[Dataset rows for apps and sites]
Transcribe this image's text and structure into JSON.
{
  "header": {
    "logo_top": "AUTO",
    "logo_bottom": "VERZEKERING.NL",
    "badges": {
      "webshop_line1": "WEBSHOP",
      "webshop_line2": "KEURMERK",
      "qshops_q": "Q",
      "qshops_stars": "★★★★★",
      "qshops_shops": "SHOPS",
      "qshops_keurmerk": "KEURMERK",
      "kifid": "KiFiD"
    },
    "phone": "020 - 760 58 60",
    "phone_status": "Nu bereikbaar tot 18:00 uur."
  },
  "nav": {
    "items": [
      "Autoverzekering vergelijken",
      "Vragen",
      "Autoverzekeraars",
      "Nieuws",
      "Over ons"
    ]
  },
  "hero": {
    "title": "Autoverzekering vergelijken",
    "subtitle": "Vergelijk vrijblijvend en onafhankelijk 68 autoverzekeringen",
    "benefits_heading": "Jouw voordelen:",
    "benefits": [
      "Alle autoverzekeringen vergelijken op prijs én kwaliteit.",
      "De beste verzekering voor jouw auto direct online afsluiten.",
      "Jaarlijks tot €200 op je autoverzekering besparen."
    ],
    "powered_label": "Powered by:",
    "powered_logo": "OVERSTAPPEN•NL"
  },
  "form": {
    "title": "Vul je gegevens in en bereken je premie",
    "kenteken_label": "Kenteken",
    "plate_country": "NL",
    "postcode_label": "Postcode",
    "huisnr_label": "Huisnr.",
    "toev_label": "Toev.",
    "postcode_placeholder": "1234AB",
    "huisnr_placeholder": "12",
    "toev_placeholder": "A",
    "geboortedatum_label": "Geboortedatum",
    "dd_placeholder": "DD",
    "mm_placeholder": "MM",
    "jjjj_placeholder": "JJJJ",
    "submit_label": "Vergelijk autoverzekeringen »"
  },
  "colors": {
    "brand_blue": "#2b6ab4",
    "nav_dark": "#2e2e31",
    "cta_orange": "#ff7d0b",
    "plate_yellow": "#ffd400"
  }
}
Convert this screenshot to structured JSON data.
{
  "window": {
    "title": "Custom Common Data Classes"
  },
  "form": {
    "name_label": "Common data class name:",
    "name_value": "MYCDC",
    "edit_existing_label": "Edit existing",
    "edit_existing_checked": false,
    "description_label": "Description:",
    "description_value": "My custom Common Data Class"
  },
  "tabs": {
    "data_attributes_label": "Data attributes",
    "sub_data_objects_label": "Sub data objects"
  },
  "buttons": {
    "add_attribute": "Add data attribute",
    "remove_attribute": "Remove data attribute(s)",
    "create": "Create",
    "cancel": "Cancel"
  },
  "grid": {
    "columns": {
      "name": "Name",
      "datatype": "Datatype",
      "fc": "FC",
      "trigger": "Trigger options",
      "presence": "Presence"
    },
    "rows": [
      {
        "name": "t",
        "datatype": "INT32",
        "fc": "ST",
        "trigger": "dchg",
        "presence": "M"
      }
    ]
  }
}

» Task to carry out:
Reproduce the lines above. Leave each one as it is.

» Worked solution:
Transcribe this image's text and structure into JSON.
{
  "header": {
    "logo_top": "AUTO",
    "logo_bottom": "VERZEKERING.NL",
    "badges": {
      "webshop_line1": "WEBSHOP",
      "webshop_line2": "KEURMERK",
      "qshops_q": "Q",
      "qshops_stars": "★★★★★",
      "qshops_shops": "SHOPS",
      "qshops_keurmerk": "KEURMERK",
      "kifid": "KiFiD"
    },
    "phone": "020 - 760 58 60",
    "phone_status": "Nu bereikbaar tot 18:00 uur."
  },
  "nav": {
    "items": [
      "Autoverzekering vergelijken",
      "Vragen",
      "Autoverzekeraars",
      "Nieuws",
      "Over ons"
    ]
  },
  "hero": {
    "title": "Autoverzekering vergelijken",
    "subtitle": "Vergelijk vrijblijvend en onafhankelijk 68 autoverzekeringen",
    "benefits_heading": "Jouw voordelen:",
    "benefits": [
      "Alle autoverzekeringen vergelijken op prijs én kwaliteit.",
      "De beste verzekering voor jouw auto direct online afsluiten.",
      "Jaarlijks tot €200 op je autoverzekering besparen."
    ],
    "powered_label": "Powered by:",
    "powered_logo": "OVERSTAPPEN•NL"
  },
  "form": {
    "title": "Vul je gegevens in en bereken je premie",
    "kenteken_label": "Kenteken",
    "plate_country": "NL",
    "postcode_label": "Postcode",
    "huisnr_label": "Huisnr.",
    "toev_label": "Toev.",
    "postcode_placeholder": "1234AB",
    "huisnr_placeholder": "12",
    "toev_placeholder": "A",
    "geboortedatum_label": "Geboortedatum",
    "dd_placeholder": "DD",
    "mm_placeholder": "MM",
    "jjjj_placeholder": "JJJJ",
    "submit_label": "Vergelijk autoverzekeringen »"
  },
  "colors": {
    "brand_blue": "#2b6ab4",
    "nav_dark": "#2e2e31",
    "cta_orange": "#ff7d0b",
    "plate_yellow": "#ffd400"
  }
}
Convert this screenshot to structured JSON data.
{
  "window": {
    "title": "Custom Common Data Classes"
  },
  "form": {
    "name_label": "Common data class name:",
    "name_value": "MYCDC",
    "edit_existing_label": "Edit existing",
    "edit_existing_checked": false,
    "description_label": "Description:",
    "description_value": "My custom Common Data Class"
  },
  "tabs": {
    "data_attributes_label": "Data attributes",
    "sub_data_objects_label": "Sub data objects"
  },
  "buttons": {
    "add_attribute": "Add data attribute",
    "remove_attribute": "Remove data attribute(s)",
    "create": "Create",
    "cancel": "Cancel"
  },
  "grid": {
    "columns": {
      "name": "Name",
      "datatype": "Datatype",
      "fc": "FC",
      "trigger": "Trigger options",
      "presence": "Presence"
    },
    "rows": [
      {
        "name": "t",
        "datatype": "INT32",
        "fc": "ST",
        "trigger": "dchg",
        "presence": "M"
      }
    ]
  }
}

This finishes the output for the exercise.